The Kupferstichkabinett was officially founded in 1831, with a collection of drawings and watercolours acquired by Frederick William I in 1652 at its core. It was first housed in the Altes Museum beside the collections of Old Master paintings and Classical sculpture from ancient Greece and Rome, as exemplars of "High Art". The collection grew throughout the 19th and 20th centuries, with the addition of Medieval, Renaissance and later works, including drawings by Albrecht Dürer and Matthias Grünewald, Sandro Botticelli's illustrations of Dante's Divine Comedy (purchased in 1882), and the estate of Adolph Menzel. Prominent members of former staff include Max Lehrs.
In 1986 the Kupferstichkabinett took over the graphics collection of the National Gallery of Berlin, whose emphasis was on 20th-century prints, including Expressionist works that the Nazis had classified as "degenerate" and confiscated. In 1994 it opened in a new building in the Kulturforum, reuniting the parts of the collection that had been split between East and West Berlin together with the National Gallery's collection.
The emphasis is on European drawings and printed graphics from the Middle Ages to the present, as well as illuminated manuscripts, sketchbooks, topographical drawings and printing plates. The older artists include Dürer, Grünewald, Botticelli and Menzel, as well as Altdorfer, Bosch, Bruegel, Chodowiecki, Friedrich, Mantegna, Rembrandt, Schinkel, and Tiepolo. More recent artists include Kirchner, Munch and Picasso, Pop Artists (Warhol, Hamilton, Johns, Stella) conceptual artists, minimalists, and contemporary artists working in Berlin.

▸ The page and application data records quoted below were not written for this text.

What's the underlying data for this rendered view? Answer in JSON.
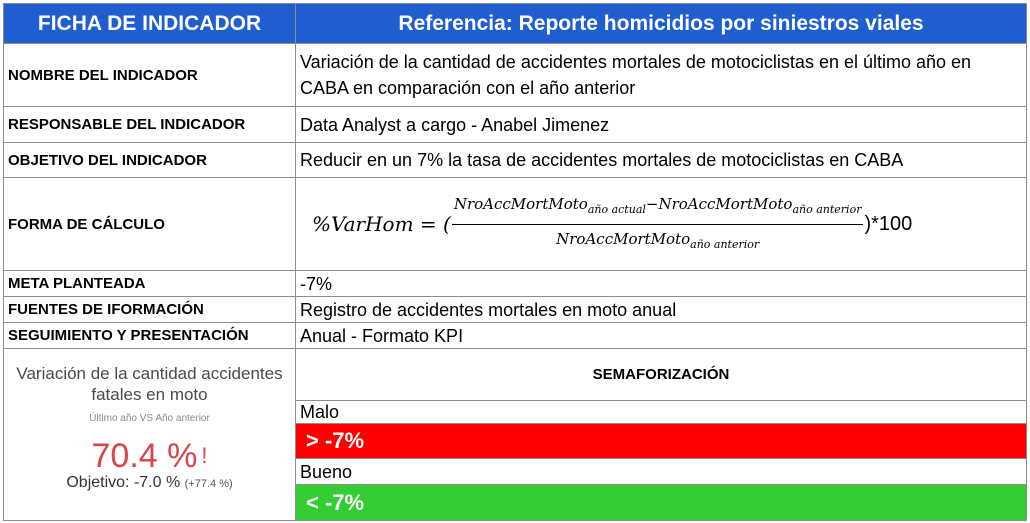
{
  "header": {
    "left": "FICHA DE INDICADOR",
    "right": "Referencia: Reporte homicidios por siniestros viales"
  },
  "rows": {
    "nombre": {
      "label": "NOMBRE DEL INDICADOR",
      "value_line1": "Variación de la cantidad de accidentes mortales de motociclistas en el último año en",
      "value_line2": "CABA en comparación con el año anterior"
    },
    "responsable": {
      "label": "RESPONSABLE DEL INDICADOR",
      "value": "Data Analyst a cargo - Anabel Jimenez"
    },
    "objetivo": {
      "label": "OBJETIVO DEL INDICADOR",
      "value": "Reducir en un 7% la tasa de accidentes mortales de motociclistas en CABA"
    },
    "calculo": {
      "label": "FORMA DE CÁLCULO",
      "lhs": "%VarHom = (",
      "num_a": "NroAccMortMoto",
      "sub_a": "año actual",
      "minus": "−",
      "num_b": "NroAccMortMoto",
      "sub_b": "año anterior",
      "den": "NroAccMortMoto",
      "sub_den": "año anterior",
      "rhs": ")*100"
    },
    "meta": {
      "label": "META PLANTEADA",
      "value": "-7%"
    },
    "fuentes": {
      "label": "FUENTES DE IFORMACIÓN",
      "value": "Registro de accidentes mortales en moto anual"
    },
    "seguimiento": {
      "label": "SEGUIMIENTO Y PRESENTACIÓN",
      "value": "Anual - Formato KPI"
    }
  },
  "kpi": {
    "title_line1": "Variación de la cantidad accidentes",
    "title_line2": "fatales en moto",
    "subtitle": "Último año VS Año anterior",
    "value": "70.4 %",
    "alert": "!",
    "target_label": "Objetivo: -7.0 %",
    "target_delta": "(+77.4 %)",
    "value_color": "#d9434a"
  },
  "semaforizacion": {
    "title": "SEMAFORIZACIÓN",
    "bad_label": "Malo",
    "bad_value": "> -7%",
    "bad_color": "#ff0000",
    "good_label": "Bueno",
    "good_value": "< -7%",
    "good_color": "#33cc33"
  }
}
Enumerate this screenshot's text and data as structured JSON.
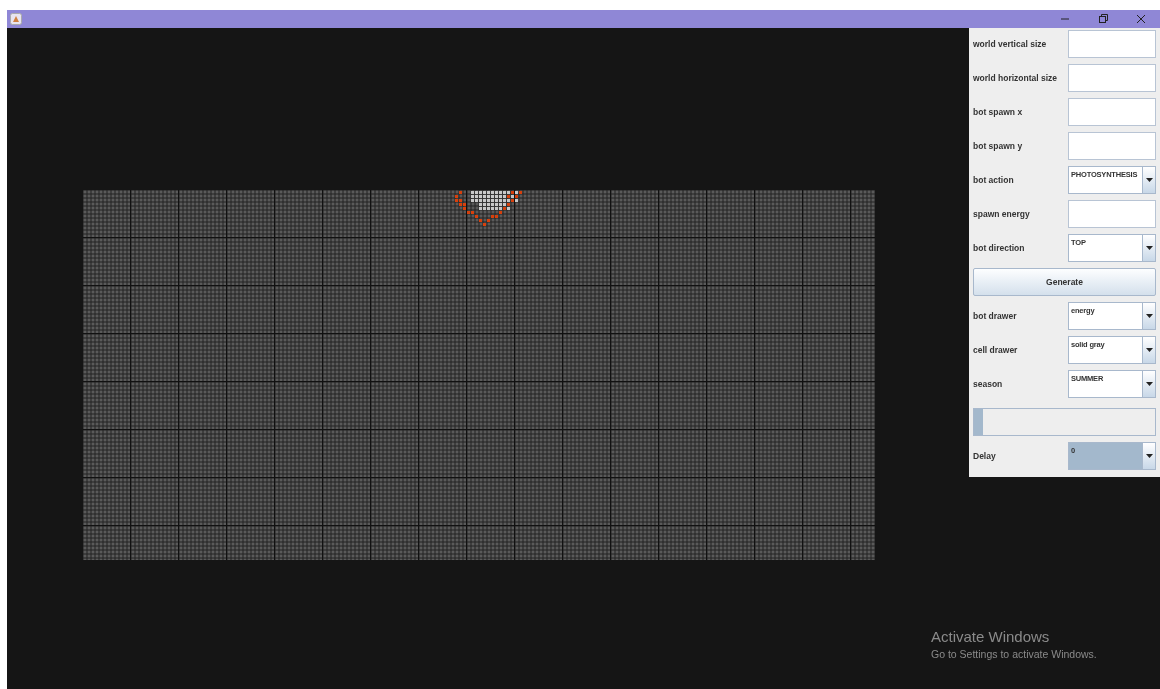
{
  "panel": {
    "rows": [
      {
        "kind": "text",
        "label": "world vertical size"
      },
      {
        "kind": "text",
        "label": "world horizontal size"
      },
      {
        "kind": "text",
        "label": "bot spawn x"
      },
      {
        "kind": "text",
        "label": "bot spawn y"
      },
      {
        "kind": "combo",
        "label": "bot action",
        "value": "PHOTOSYNTHESIS",
        "focused": false
      },
      {
        "kind": "text",
        "label": "spawn energy"
      },
      {
        "kind": "combo",
        "label": "bot direction",
        "value": "TOP",
        "focused": false
      },
      {
        "kind": "button",
        "label": "Generate"
      },
      {
        "kind": "combo",
        "label": "bot drawer",
        "value": "energy",
        "focused": false
      },
      {
        "kind": "combo",
        "label": "cell drawer",
        "value": "solid gray",
        "focused": false
      },
      {
        "kind": "combo",
        "label": "season",
        "value": "SUMMER",
        "focused": false
      },
      {
        "kind": "progress",
        "level": 0.05
      },
      {
        "kind": "combo",
        "label": "Delay",
        "value": "0",
        "focused": true
      }
    ]
  },
  "os_notice": {
    "title": "Activate Windows",
    "text": "Go to Settings to activate Windows."
  }
}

Some of the works on paper are stored in other Berlin collections that have a relevant theme, such as the Ethnological and Asian Art Museums, the Art Library, and the Scharf-Gerstenberg Collection. The works in the Kupferstichkabinett cannot be permanently displayed, due to the size of the collection and the air- and light-sensitivity of works on paper; however, the museum holds regular temporary exhibitions.

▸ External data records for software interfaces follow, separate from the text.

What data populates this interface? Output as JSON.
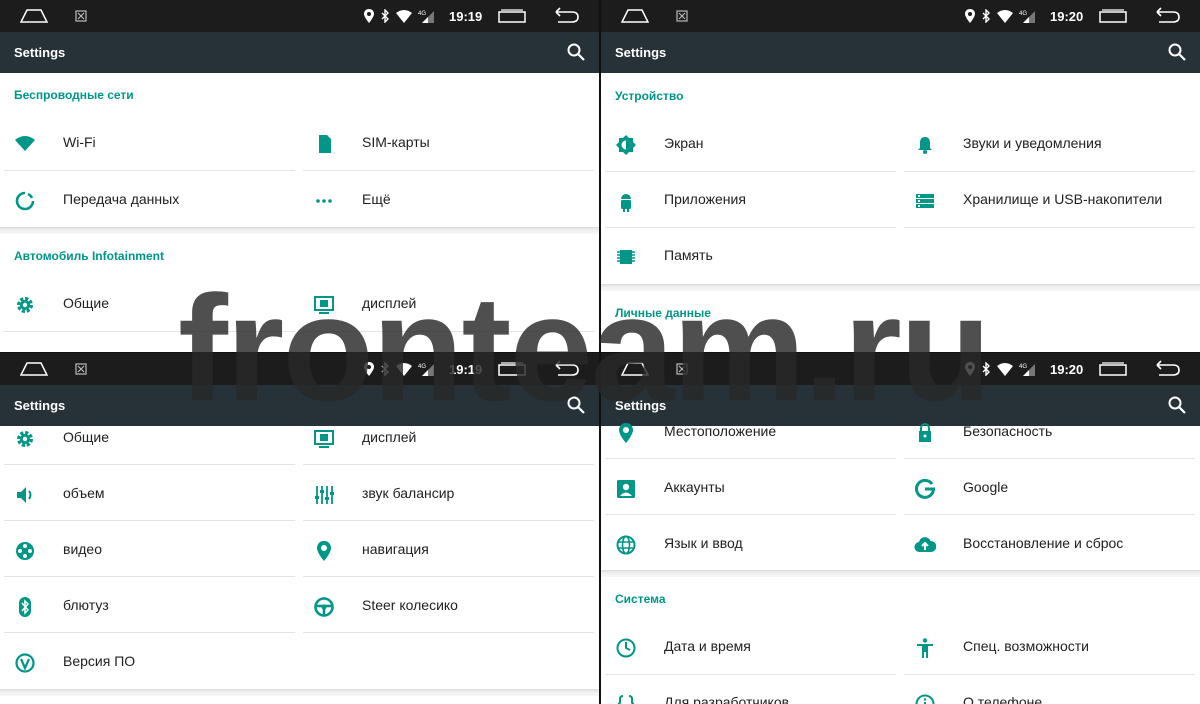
{
  "watermark": "fronteam.ru",
  "accent_color": "#009688",
  "panels": {
    "top_left": {
      "time": "19:19",
      "title": "Settings",
      "sections": {
        "wireless": "Беспроводные сети",
        "auto": "Автомобиль Infotainment"
      },
      "items": {
        "wifi": "Wi-Fi",
        "sim": "SIM-карты",
        "data": "Передача данных",
        "more": "Ещё",
        "general": "Общие",
        "display": "дисплей"
      }
    },
    "top_right": {
      "time": "19:20",
      "title": "Settings",
      "sections": {
        "device": "Устройство",
        "personal": "Личные данные"
      },
      "items": {
        "screen": "Экран",
        "sounds": "Звуки и уведомления",
        "apps": "Приложения",
        "storage": "Хранилище и USB-накопители",
        "memory": "Память"
      }
    },
    "bottom_left": {
      "time": "19:19",
      "title": "Settings",
      "items": {
        "general": "Общие",
        "display": "дисплей",
        "volume": "объем",
        "balance": "звук балансир",
        "video": "видео",
        "navigation": "навигация",
        "bluetooth": "блютуз",
        "steer": "Steer колесико",
        "version": "Версия ПО"
      }
    },
    "bottom_right": {
      "time": "19:20",
      "title": "Settings",
      "sections": {
        "system": "Система"
      },
      "items": {
        "location": "Местоположение",
        "security": "Безопасность",
        "accounts": "Аккаунты",
        "google": "Google",
        "language": "Язык и ввод",
        "backup": "Восстановление и сброс",
        "datetime": "Дата и время",
        "accessibility": "Спец. возможности",
        "developer": "Для разработчиков",
        "about": "О телефоне"
      }
    }
  },
  "icons": {
    "status": [
      "location-icon",
      "bluetooth-icon",
      "wifi-signal-icon",
      "network-4g-icon"
    ],
    "nav": [
      "home-icon",
      "recent-apps-icon",
      "back-icon"
    ]
  }
}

The Kupferstichkabinett carries out research and conservation activities and has its own Conservation Advisory Council. Particular candidates for preservation include the bound handwritten works from the Middle Ages and Renaissance, large 19th-century cartoons (e.g. by Peter von Cornelius), and technically complex contemporary works. Other subjects of research include silverpoint drawings and drawings by Grünewald. There is also a continually updated index of watermarks to assist in the dating of works on paper.